Material provided section start

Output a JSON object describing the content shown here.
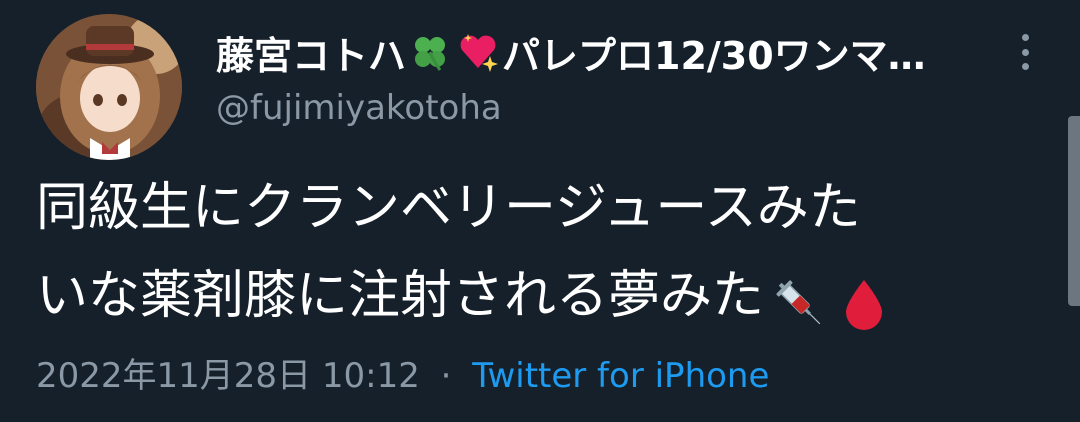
{
  "author": {
    "display_name": "藤宮コトハ",
    "name_suffix": "パレプロ12/30ワンマ…",
    "name_emojis": [
      "four-leaf-clover-icon",
      "sparkling-heart-icon"
    ],
    "handle": "@fujimiyakotoha"
  },
  "tweet": {
    "line1": "同級生にクランベリージュースみた",
    "line2": "いな薬剤膝に注射される夢みた",
    "trailing_emojis": [
      "syringe-icon",
      "drop-of-blood-icon"
    ]
  },
  "meta": {
    "timestamp": "2022年11月28日 10:12",
    "separator": "·",
    "source": "Twitter for iPhone"
  },
  "colors": {
    "background": "#15202b",
    "primary_text": "#ffffff",
    "secondary_text": "#8b98a5",
    "link": "#1d9bf0"
  }
}
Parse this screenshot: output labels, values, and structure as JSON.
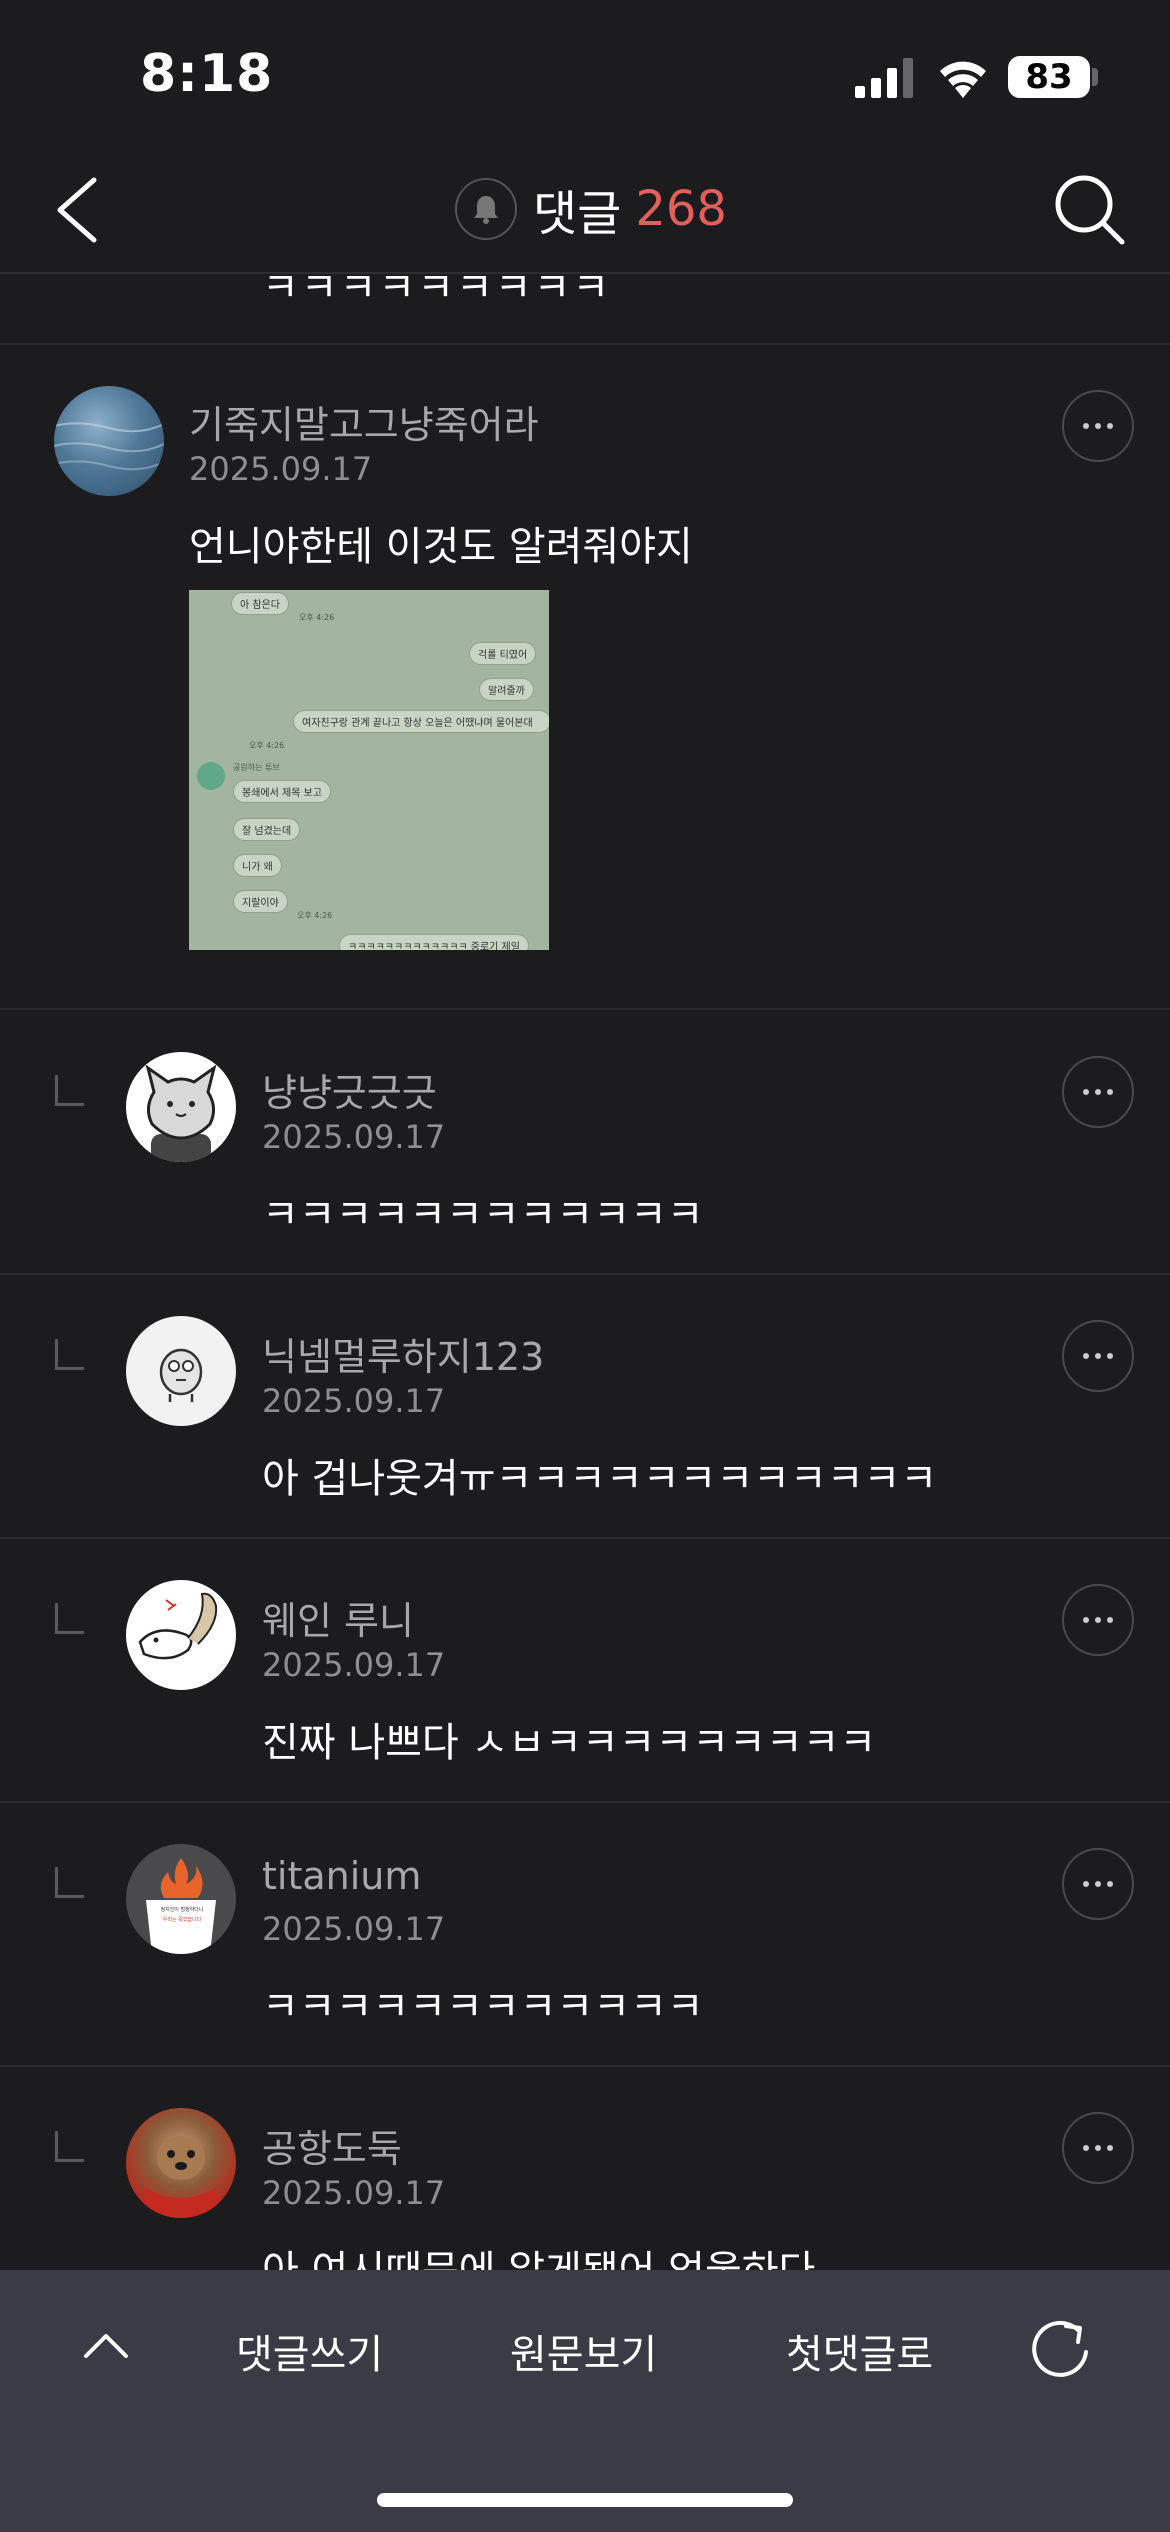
{
  "status_bar": {
    "time": "8:18",
    "battery": "83"
  },
  "nav": {
    "title": "댓글",
    "count": "268"
  },
  "partial_previous_comment": "ㅋㅋㅋㅋㅋㅋㅋㅋㅋ",
  "comments": [
    {
      "author": "기죽지말고그냥죽어라",
      "date": "2025.09.17",
      "text": "언니야한테 이것도 알려줘야지",
      "has_image": true,
      "image_chat": {
        "bubbles": [
          "아 참은다",
          "걱롤 티였어",
          "알려줄까",
          "여자친구랑 관계 끝나고 항상 오늘은 어땠냐며 물어본대",
          "봉쇄에서 제목 보고",
          "잘 넘겼는데",
          "니가 왜",
          "지랄이야",
          "ㅋㅋㅋㅋㅋㅋㅋㅋㅋㅋㅋㅋㅋ 중로기 제일"
        ],
        "sender": "공원하는 튜브",
        "times": [
          "오후 4:26",
          "오후 4:26",
          "오후 4:26"
        ]
      }
    },
    {
      "author": "냥냥긋긋긋",
      "date": "2025.09.17",
      "text": "ㅋㅋㅋㅋㅋㅋㅋㅋㅋㅋㅋㅋ",
      "reply": true
    },
    {
      "author": "닉넴멀루하지123",
      "date": "2025.09.17",
      "text": "아 겁나웃겨ㅠㅋㅋㅋㅋㅋㅋㅋㅋㅋㅋㅋㅋ",
      "reply": true
    },
    {
      "author": "웨인 루니",
      "date": "2025.09.17",
      "text": "진짜 나쁘다 ㅅㅂㅋㅋㅋㅋㅋㅋㅋㅋㅋ",
      "reply": true
    },
    {
      "author": "titanium",
      "date": "2025.09.17",
      "text": "ㅋㅋㅋㅋㅋㅋㅋㅋㅋㅋㅋㅋ",
      "reply": true,
      "avatar_text": [
        "정치인이 멍청하다니",
        "우리는 죽었습니다"
      ]
    },
    {
      "author": "공항도둑",
      "date": "2025.09.17",
      "text": "아 여시때문에 알게됐어 억울하다",
      "reply": true
    }
  ],
  "bottom_bar": {
    "write": "댓글쓰기",
    "original": "원문보기",
    "first": "첫댓글로"
  },
  "colors": {
    "accent": "#e0605c",
    "background": "#1c1c1e",
    "bottom_bar": "#3a3b44"
  },
  "icons": [
    "back-icon",
    "bell-icon",
    "search-icon",
    "more-icon",
    "chevron-up-icon",
    "refresh-icon"
  ]
}
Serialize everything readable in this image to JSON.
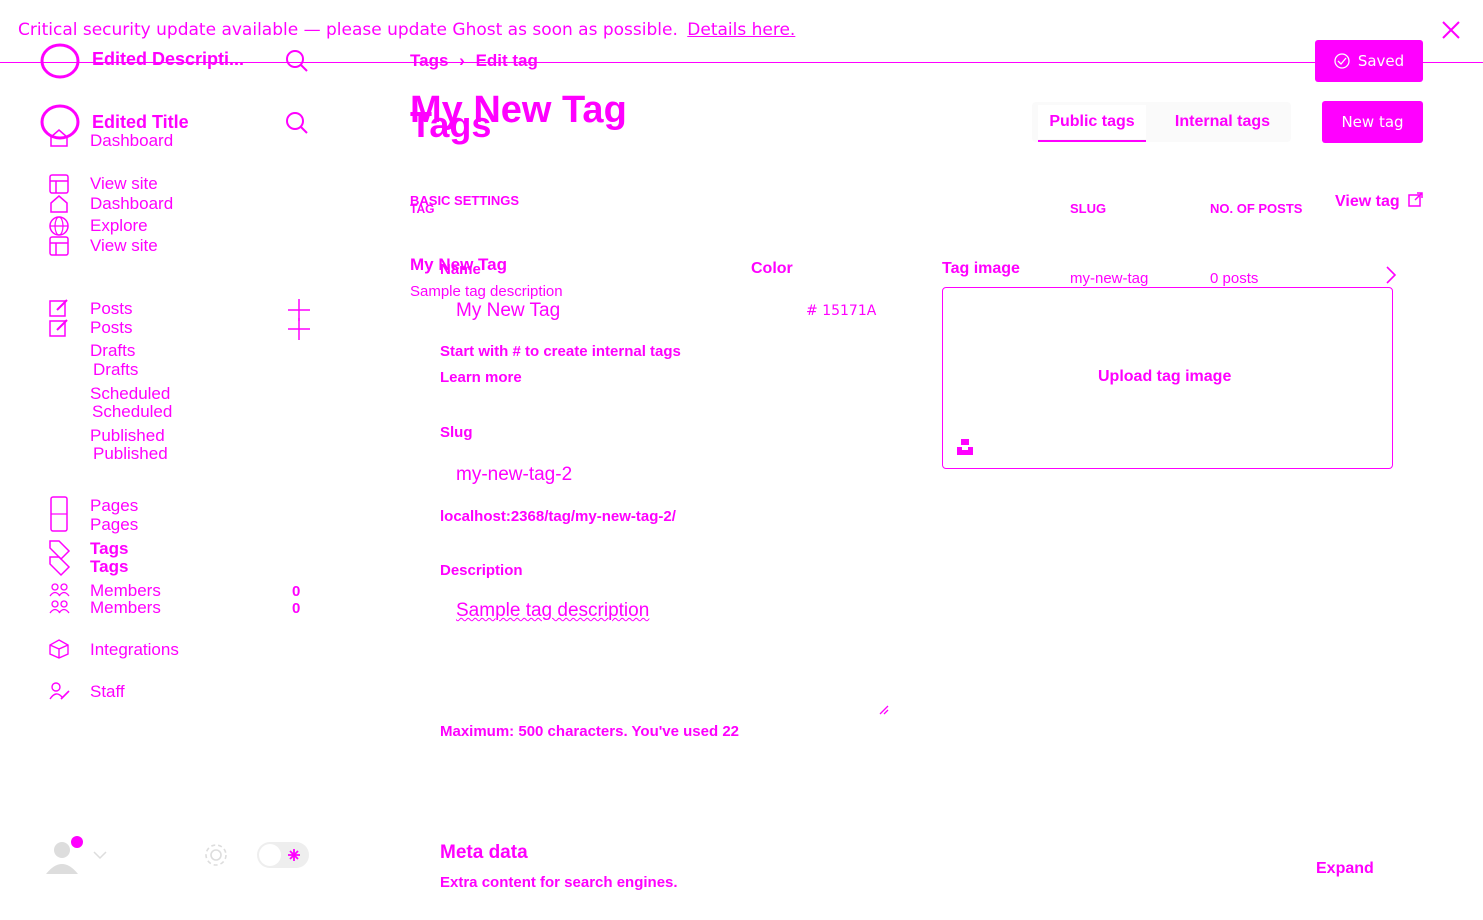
{
  "banner": {
    "message": "Critical security update available — please update Ghost as soon as possible.",
    "link": "Details here."
  },
  "sidebar": {
    "site_title_a": "Edited Descripti...",
    "site_title_b": "Edited Title",
    "items_a": {
      "dashboard": "Dashboard",
      "view_site": "View site",
      "explore": "Explore",
      "posts": "Posts",
      "drafts": "Drafts",
      "scheduled": "Scheduled",
      "published": "Published",
      "pages": "Pages",
      "tags": "Tags",
      "members": "Members",
      "members_count": "0",
      "integrations": "Integrations",
      "staff": "Staff"
    },
    "items_b": {
      "view_site": "View site",
      "dashboard": "Dashboard",
      "posts": "Posts",
      "drafts": "Drafts",
      "scheduled": "Scheduled",
      "published": "Published",
      "pages": "Pages",
      "tags": "Tags",
      "members": "Members",
      "members_count": "0"
    }
  },
  "list_view": {
    "title": "Tags",
    "tabs": [
      "Public tags",
      "Internal tags"
    ],
    "new_button": "New tag",
    "columns": [
      "TAG",
      "SLUG",
      "NO. OF POSTS"
    ],
    "rows": [
      {
        "name": "My New Tag",
        "description": "Sample tag description",
        "slug": "my-new-tag",
        "posts": "0 posts"
      }
    ]
  },
  "editor": {
    "breadcrumb": [
      "Tags",
      "Edit tag"
    ],
    "title": "My New Tag",
    "saved_button": "Saved",
    "section_label": "BASIC SETTINGS",
    "view_tag_link": "View tag",
    "name_label": "Name",
    "name_value": "My New Tag",
    "color_label": "Color",
    "color_hash": "#",
    "color_value": "15171A",
    "name_hint": "Start with # to create internal tags",
    "learn_more": "Learn more",
    "slug_label": "Slug",
    "slug_value": "my-new-tag-2",
    "slug_url": "localhost:2368/tag/my-new-tag-2/",
    "description_label": "Description",
    "description_value": "Sample tag description",
    "char_max_prefix": "Maximum: ",
    "char_max": "500",
    "char_mid": " characters. You've used ",
    "char_used": "22",
    "tag_image_label": "Tag image",
    "upload_label": "Upload tag image",
    "meta_title": "Meta data",
    "meta_subtitle": "Extra content for search engines.",
    "expand": "Expand"
  },
  "colors": {
    "accent": "#ff00ff",
    "background": "#ffffff"
  }
}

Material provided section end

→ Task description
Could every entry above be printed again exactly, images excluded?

→ Written solution
Output a JSON object describing the content shown here.
{
  "author": {
    "display_name": "藤宮コトハ",
    "name_suffix": "パレプロ12/30ワンマ…",
    "name_emojis": [
      "four-leaf-clover-icon",
      "sparkling-heart-icon"
    ],
    "handle": "@fujimiyakotoha"
  },
  "tweet": {
    "line1": "同級生にクランベリージュースみた",
    "line2": "いな薬剤膝に注射される夢みた",
    "trailing_emojis": [
      "syringe-icon",
      "drop-of-blood-icon"
    ]
  },
  "meta": {
    "timestamp": "2022年11月28日 10:12",
    "separator": "·",
    "source": "Twitter for iPhone"
  },
  "colors": {
    "background": "#15202b",
    "primary_text": "#ffffff",
    "secondary_text": "#8b98a5",
    "link": "#1d9bf0"
  }
}
Parse this screenshot: output labels, values, and structure as JSON.
{
  "status_bar": {
    "time": "8:18",
    "battery": "83"
  },
  "nav": {
    "title": "댓글",
    "count": "268"
  },
  "partial_previous_comment": "ㅋㅋㅋㅋㅋㅋㅋㅋㅋ",
  "comments": [
    {
      "author": "기죽지말고그냥죽어라",
      "date": "2025.09.17",
      "text": "언니야한테 이것도 알려줘야지",
      "has_image": true,
      "image_chat": {
        "bubbles": [
          "아 참은다",
          "걱롤 티였어",
          "알려줄까",
          "여자친구랑 관계 끝나고 항상 오늘은 어땠냐며 물어본대",
          "봉쇄에서 제목 보고",
          "잘 넘겼는데",
          "니가 왜",
          "지랄이야",
          "ㅋㅋㅋㅋㅋㅋㅋㅋㅋㅋㅋㅋㅋ 중로기 제일"
        ],
        "sender": "공원하는 튜브",
        "times": [
          "오후 4:26",
          "오후 4:26",
          "오후 4:26"
        ]
      }
    },
    {
      "author": "냥냥긋긋긋",
      "date": "2025.09.17",
      "text": "ㅋㅋㅋㅋㅋㅋㅋㅋㅋㅋㅋㅋ",
      "reply": true
    },
    {
      "author": "닉넴멀루하지123",
      "date": "2025.09.17",
      "text": "아 겁나웃겨ㅠㅋㅋㅋㅋㅋㅋㅋㅋㅋㅋㅋㅋ",
      "reply": true
    },
    {
      "author": "웨인 루니",
      "date": "2025.09.17",
      "text": "진짜 나쁘다 ㅅㅂㅋㅋㅋㅋㅋㅋㅋㅋㅋ",
      "reply": true
    },
    {
      "author": "titanium",
      "date": "2025.09.17",
      "text": "ㅋㅋㅋㅋㅋㅋㅋㅋㅋㅋㅋㅋ",
      "reply": true,
      "avatar_text": [
        "정치인이 멍청하다니",
        "우리는 죽었습니다"
      ]
    },
    {
      "author": "공항도둑",
      "date": "2025.09.17",
      "text": "아 여시때문에 알게됐어 억울하다",
      "reply": true
    }
  ],
  "bottom_bar": {
    "write": "댓글쓰기",
    "original": "원문보기",
    "first": "첫댓글로"
  },
  "colors": {
    "accent": "#e0605c",
    "background": "#1c1c1e",
    "bottom_bar": "#3a3b44"
  },
  "icons": [
    "back-icon",
    "bell-icon",
    "search-icon",
    "more-icon",
    "chevron-up-icon",
    "refresh-icon"
  ]
}
Serialize everything readable in this image to JSON.
{
  "banner": {
    "message": "Critical security update available — please update Ghost as soon as possible.",
    "link": "Details here."
  },
  "sidebar": {
    "site_title_a": "Edited Descripti...",
    "site_title_b": "Edited Title",
    "items_a": {
      "dashboard": "Dashboard",
      "view_site": "View site",
      "explore": "Explore",
      "posts": "Posts",
      "drafts": "Drafts",
      "scheduled": "Scheduled",
      "published": "Published",
      "pages": "Pages",
      "tags": "Tags",
      "members": "Members",
      "members_count": "0",
      "integrations": "Integrations",
      "staff": "Staff"
    },
    "items_b": {
      "view_site": "View site",
      "dashboard": "Dashboard",
      "posts": "Posts",
      "drafts": "Drafts",
      "scheduled": "Scheduled",
      "published": "Published",
      "pages": "Pages",
      "tags": "Tags",
      "members": "Members",
      "members_count": "0"
    }
  },
  "list_view": {
    "title": "Tags",
    "tabs": [
      "Public tags",
      "Internal tags"
    ],
    "new_button": "New tag",
    "columns": [
      "TAG",
      "SLUG",
      "NO. OF POSTS"
    ],
    "rows": [
      {
        "name": "My New Tag",
        "description": "Sample tag description",
        "slug": "my-new-tag",
        "posts": "0 posts"
      }
    ]
  },
  "editor": {
    "breadcrumb": [
      "Tags",
      "Edit tag"
    ],
    "title": "My New Tag",
    "saved_button": "Saved",
    "section_label": "BASIC SETTINGS",
    "view_tag_link": "View tag",
    "name_label": "Name",
    "name_value": "My New Tag",
    "color_label": "Color",
    "color_hash": "#",
    "color_value": "15171A",
    "name_hint": "Start with # to create internal tags",
    "learn_more": "Learn more",
    "slug_label": "Slug",
    "slug_value": "my-new-tag-2",
    "slug_url": "localhost:2368/tag/my-new-tag-2/",
    "description_label": "Description",
    "description_value": "Sample tag description",
    "char_max_prefix": "Maximum: ",
    "char_max": "500",
    "char_mid": " characters. You've used ",
    "char_used": "22",
    "tag_image_label": "Tag image",
    "upload_label": "Upload tag image",
    "meta_title": "Meta data",
    "meta_subtitle": "Extra content for search engines.",
    "expand": "Expand"
  },
  "colors": {
    "accent": "#ff00ff",
    "background": "#ffffff"
  }
}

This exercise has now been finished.